Debbie Friedman’s Shalom Aleichem


Her songs and soul always felt timeless, often joyful, her contributions to the liturgy are everpresent, and yet the fact of Debbie Friedman’s passing one year ago, January, remains painful and mournful.

There may not have been another composer and singer whose folk and soul did more to influence the Reform and Conservative movements, let alone to influence the healing services that with her Mi Sheberach ascended to a place beyond denominations and background.

Though her unique style and populist approach confounded mainstream clergy for much of her career, she nevertheless and rightfully lived long enough to feel the communal embrace, being invited to join the faculty of the Reform movement’s cantorial school, now renamed the Hebrew Union College-Jewish Institute of Religion’s Debbie Friedman School of Sacred Music.

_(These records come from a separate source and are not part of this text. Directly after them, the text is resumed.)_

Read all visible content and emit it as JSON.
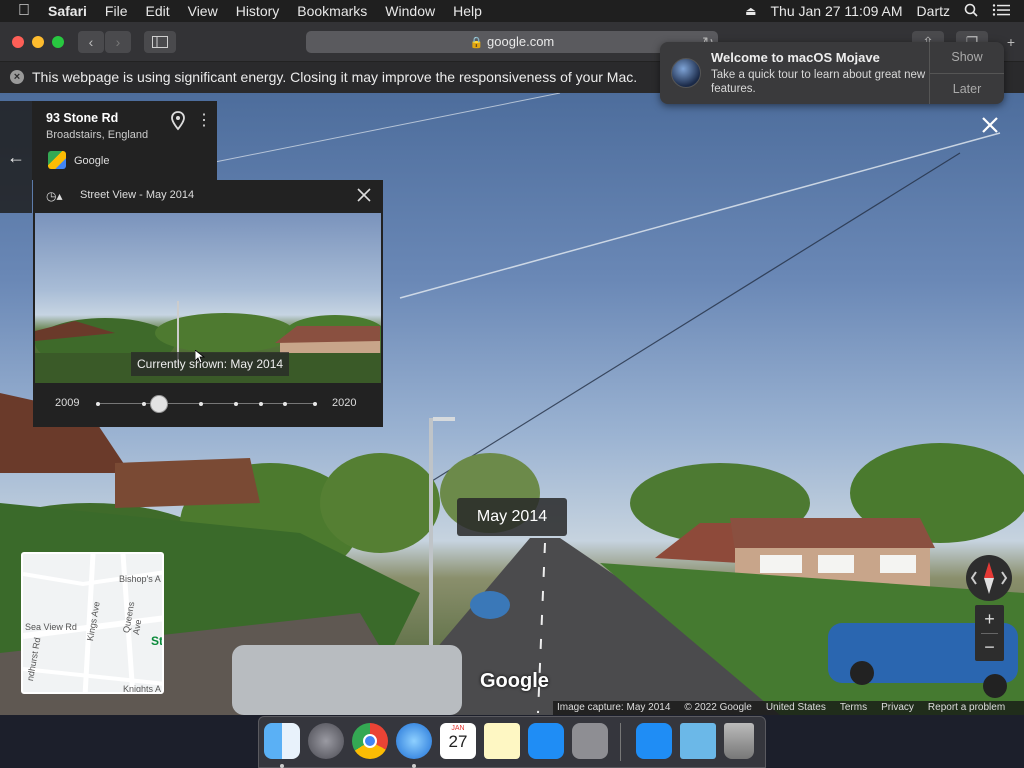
{
  "menubar": {
    "apple": "",
    "app": "Safari",
    "items": [
      "File",
      "Edit",
      "View",
      "History",
      "Bookmarks",
      "Window",
      "Help"
    ],
    "datetime": "Thu Jan 27  11:09 AM",
    "user": "Dartz"
  },
  "browser": {
    "url": "google.com"
  },
  "energy_notice": {
    "text": "This webpage is using significant energy. Closing it may improve the responsiveness of your Mac."
  },
  "notification": {
    "title": "Welcome to macOS Mojave",
    "body": "Take a quick tour to learn about great new features.",
    "show_label": "Show",
    "later_label": "Later"
  },
  "place": {
    "title": "93 Stone Rd",
    "subtitle": "Broadstairs, England",
    "source": "Google"
  },
  "timeline": {
    "title": "Street View - May 2014",
    "currently_shown": "Currently shown: May 2014",
    "start_year": "2009",
    "end_year": "2020",
    "position": 0.28
  },
  "date_badge": "May 2014",
  "minimap": {
    "labels": [
      "Bishop's A",
      "Sea View Rd",
      "Kings Ave",
      "Queens Ave",
      "St",
      "ndhurst Rd",
      "Knights A"
    ]
  },
  "zoom": {
    "plus": "+",
    "minus": "−"
  },
  "branding": "Google",
  "footer": {
    "capture": "Image capture: May 2014",
    "copyright": "© 2022 Google",
    "country": "United States",
    "terms": "Terms",
    "privacy": "Privacy",
    "report": "Report a problem"
  },
  "dock": {
    "calendar_month": "JAN",
    "calendar_day": "27"
  }
}
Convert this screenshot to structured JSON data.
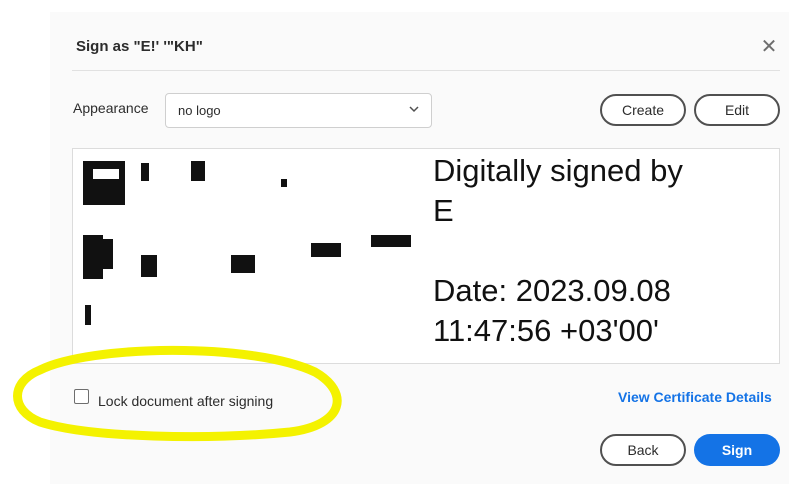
{
  "dialog": {
    "title": "Sign as \"E!'              '\"KH\"",
    "close_icon": "close-icon"
  },
  "appearance": {
    "label": "Appearance",
    "selected": "no logo",
    "create_label": "Create",
    "edit_label": "Edit"
  },
  "signature_preview": {
    "lines": [
      "Digitally signed by",
      "E",
      "",
      "Date: 2023.09.08",
      "11:47:56 +03'00'"
    ]
  },
  "options": {
    "lock_label": "Lock document after signing",
    "lock_checked": false
  },
  "links": {
    "view_certificate": "View Certificate Details"
  },
  "footer": {
    "back_label": "Back",
    "sign_label": "Sign"
  },
  "colors": {
    "accent": "#1473e6",
    "highlight": "#f4f200"
  }
}
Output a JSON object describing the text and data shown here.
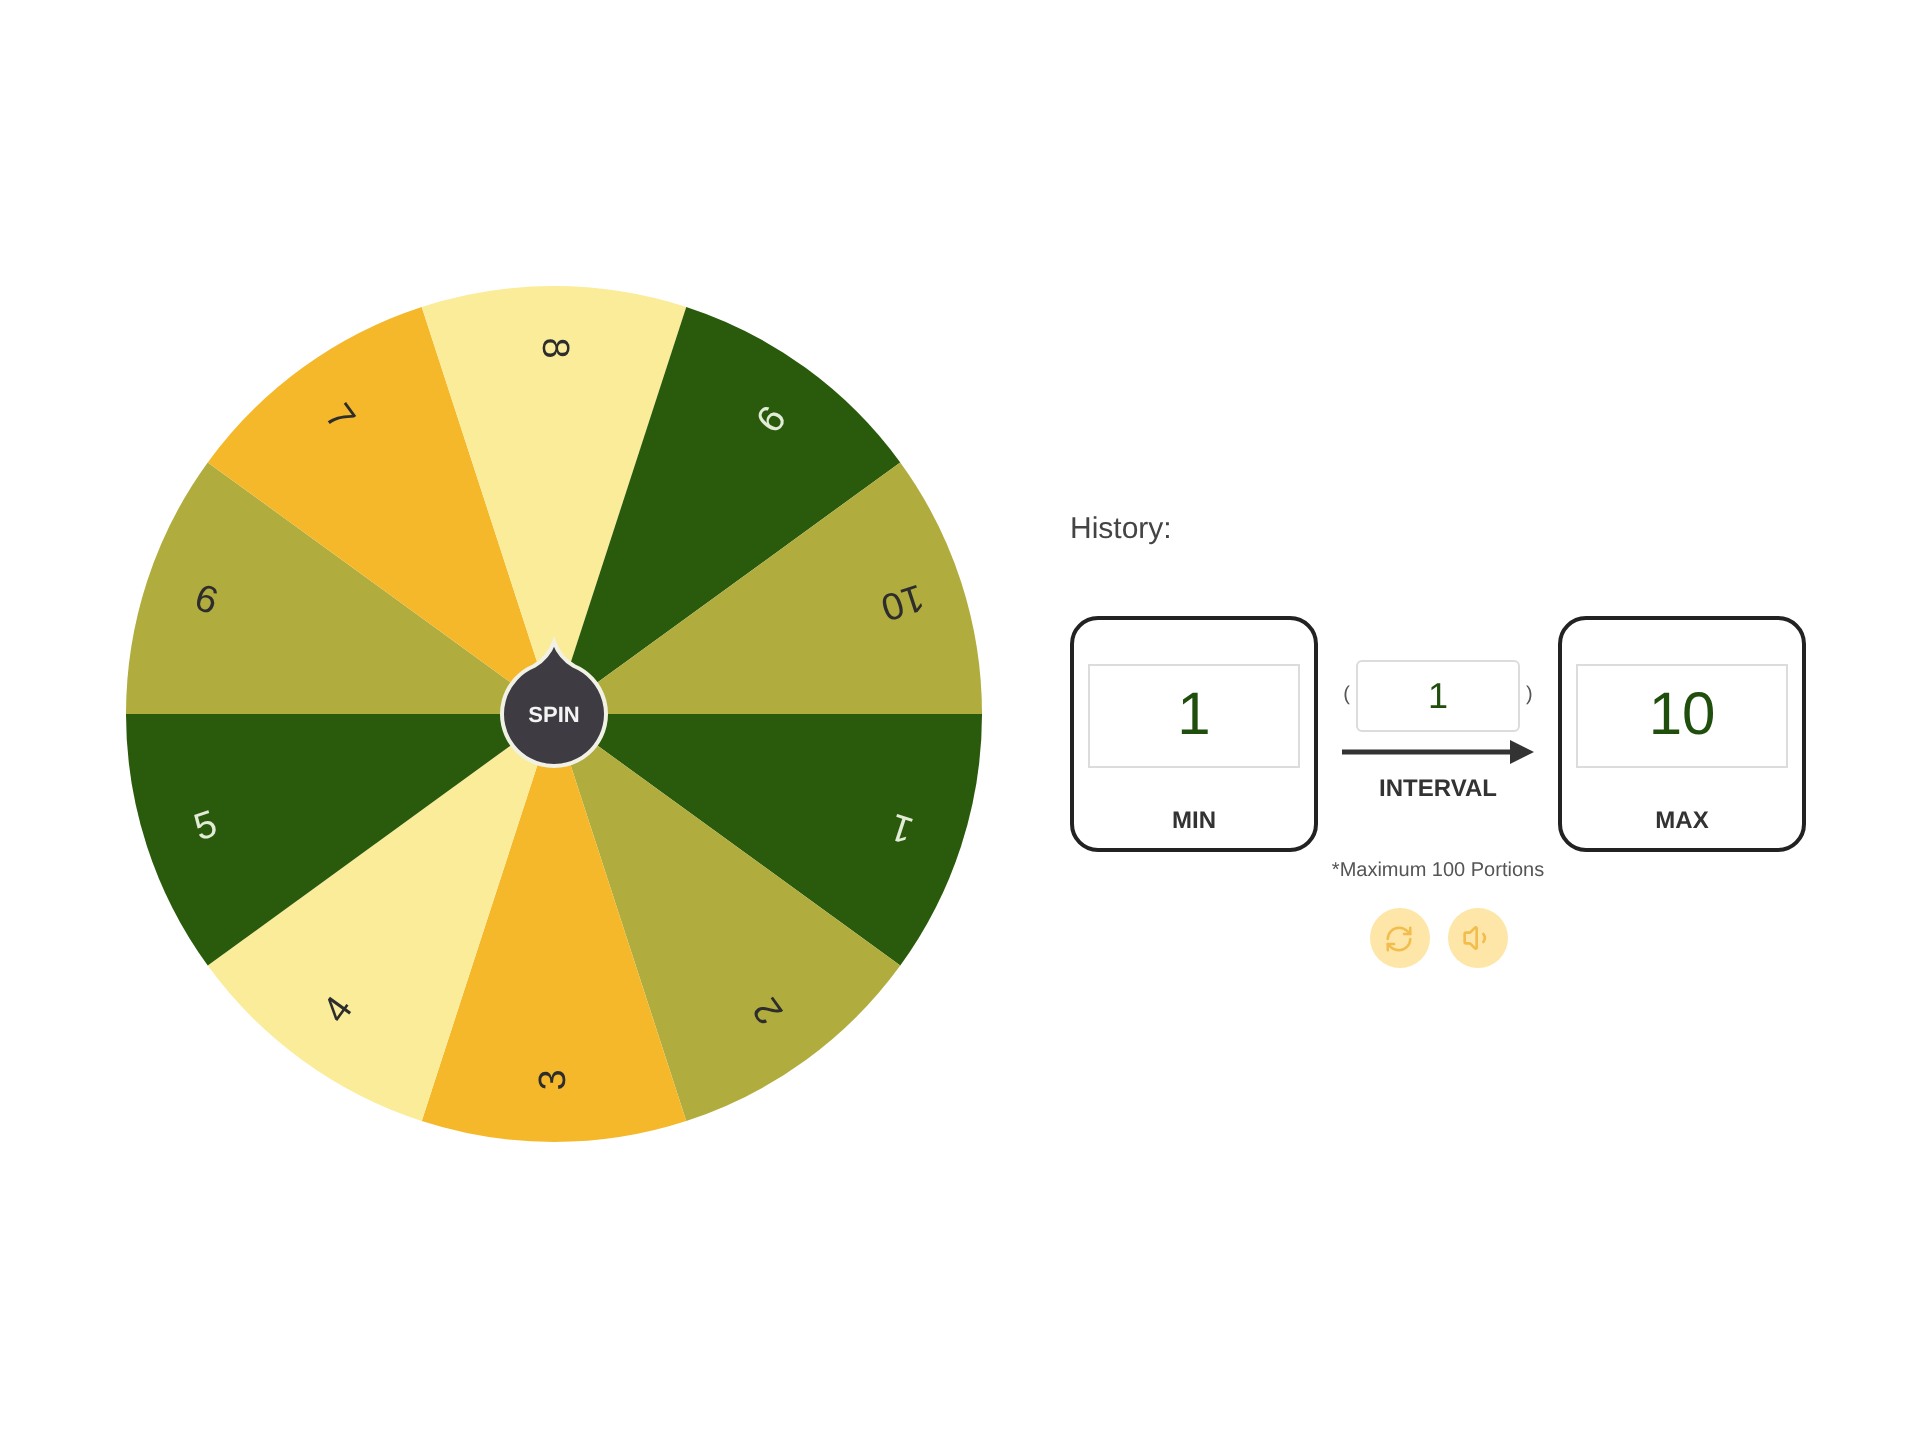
{
  "wheel": {
    "segments": [
      {
        "label": "1",
        "color": "#2a5a0c"
      },
      {
        "label": "2",
        "color": "#b0ac3d"
      },
      {
        "label": "3",
        "color": "#f5b82b"
      },
      {
        "label": "4",
        "color": "#fbec99"
      },
      {
        "label": "5",
        "color": "#2a5a0c"
      },
      {
        "label": "6",
        "color": "#b0ac3d"
      },
      {
        "label": "7",
        "color": "#f5b82b"
      },
      {
        "label": "8",
        "color": "#fbec99"
      },
      {
        "label": "9",
        "color": "#2a5a0c"
      },
      {
        "label": "10",
        "color": "#b0ac3d"
      }
    ],
    "spin_button": "SPIN"
  },
  "history": {
    "label": "History:"
  },
  "range": {
    "min": {
      "value": "1",
      "label": "MIN"
    },
    "interval": {
      "open": "(",
      "value": "1",
      "close": ")",
      "label": "INTERVAL"
    },
    "max": {
      "value": "10",
      "label": "MAX"
    },
    "note": "*Maximum 100 Portions"
  }
}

Always imagining new songs and ways to approach Jewish spirituality, in the weeks before she died she spent considerable time on a new melody for Friday night’s Shalom Aleichem, a melody she’d been fine-tuning for more than a year.

Debra Nussbaum Cohen reported in the Forward that Friedman told her friend, Rabbi Joy Levitt, that this setting for Shalom Aleichem “is going to be my legacy. This is going to be bigger than Mi Sheberach,” with Rabbi Levitt, executive director of the JCC in Manhattan, replying, “I’m going to make it my business that everyone knows this ‘Shalom Aleichem.’”

The tune has been shared, informally since then, but on Feb. 3 and 4, the Shabbat known as Shabbat Shira, the “Sabbath of Song” (because of the Torah portion’s song celebrating the crossing of the Red Sea, evocative as well of another Friedman classic, “Miriam Dancing with Her Timbrels”) her version of Shalom Aleichem will go national.

Rabbi Levitt and Cantor Angela Buchdahl, of Manhattan’s Central Synagogue, have begun a campaign to have all Reform, Conservative and Reconstructionist clergy sing Friedman’s Shalom Aleichem on that most fitting Shabbat.

As with the angels of Shalom Aleichem, may her “departure be to peace,” may her songs continue to be sung, and may she be especially remembered on this Shabbat Shira.